The standard eigenfunctions used for Principal Component Analysis (PCA) or Empirical Orthogonal Function (EOF) analyses are not applicable for application to the tails of distributions. This new statistical method, using the tail dependence concept of Coles, presents a new set of eigenfunctions tailored to extreme values. We demonstrate that these functions have the same properties as standard EOFs and can reconstruct the variability of extreme precipitation. This new method opens up possibilities to develop more rigorous detection and attribution methods for extreme temperature and precipitation as well as explore the effect of natural modes of variability.


A new mathematical formalism, tailored to extreme values, is developed to permit eigenfunction analyses of extreme temperature and precipitation analogous to Principal Component Analyses of means.

Point of Contact
William D. Collins

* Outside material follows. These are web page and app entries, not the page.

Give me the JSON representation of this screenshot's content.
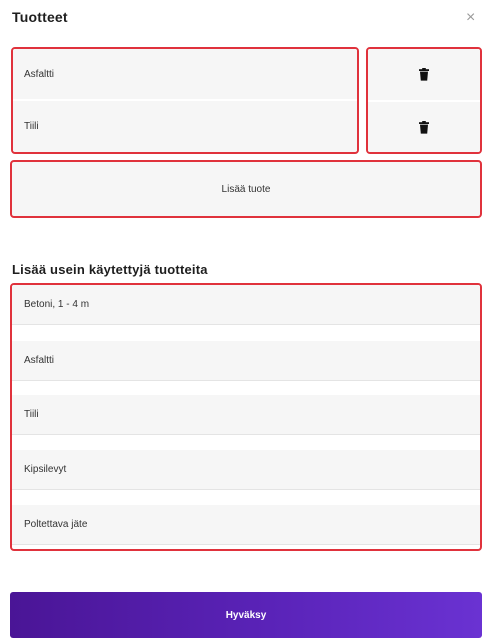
{
  "dialog": {
    "title": "Tuotteet",
    "close_symbol": "×"
  },
  "products": {
    "items": [
      {
        "label": "Asfaltti"
      },
      {
        "label": "Tiili"
      }
    ],
    "delete_icon": "trash-icon",
    "add_label": "Lisää tuote"
  },
  "frequent": {
    "heading": "Lisää usein käytettyjä tuotteita",
    "items": [
      {
        "label": "Betoni, 1 - 4 m"
      },
      {
        "label": "Asfaltti"
      },
      {
        "label": "Tiili"
      },
      {
        "label": "Kipsilevyt"
      },
      {
        "label": "Poltettava jäte"
      }
    ]
  },
  "footer": {
    "accept_label": "Hyväksy"
  },
  "colors": {
    "highlight_border": "#e0323c",
    "accept_gradient_start": "#4a1596",
    "accept_gradient_end": "#6a32d2",
    "row_background": "#f6f6f6"
  }
}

Lawrence Berkeley National Laboratory (LBNL)
Funding Program Area(s)